State health commissioner: No long-term health impacts from bad air quality

This time last week, we were all staying inside to avoid the bad air from Canadian wildfires that was consuming our state. Thankfully, things have cleared up but many of you are wondering about long-term damage. 

On Tuesday, Dr. James McDonald, the Commissioner of the New York State Department of Health, was in Rochester and addressed the question. He says the poor air quality came on pretty suddenly with a shift in the jet stream, so the state leaned heavily on local county health commissioners because the situation was a bit different depending on what part of the state you were in.   

Obviously, the situation was most impactful for people with pre-existing lung conditions. Most of our local hospitals saw only a slight increase in emergency room visits on the days when air quality was at its worst but nothing dramatic and nothing life-threatening. Dr. McDonald said the same was true across most of the state. 

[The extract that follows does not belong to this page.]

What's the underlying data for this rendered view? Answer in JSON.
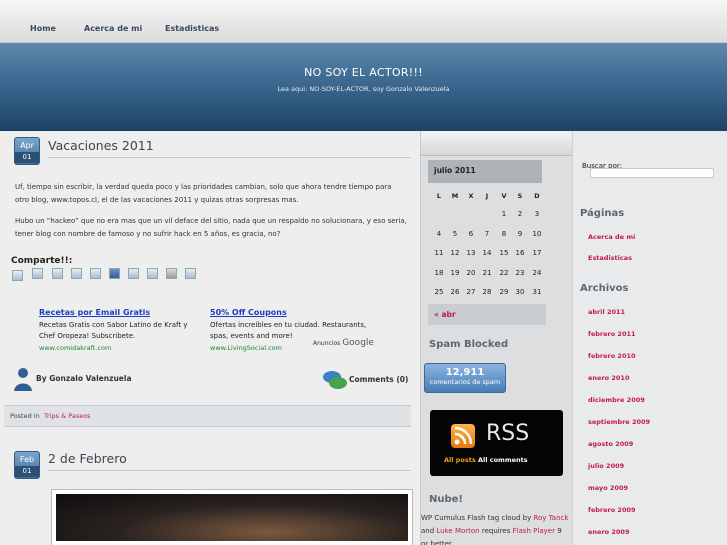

“Across the state we did see a small uptick in asthma last Wednesday, June 7, but I was looking at some data this morning and it really did seem to go back to normal baseline rather quickly,” Dr. McDonald told News10NBC. “And I think what that indicates that what we went through last week was a short, time- limited exposure. We had about 36 hours of air that wasn’t the quality we’re accustomed to, now we’re heading back to our usual, pristine upstate air and in upstate New York, we’re used to really clean air.”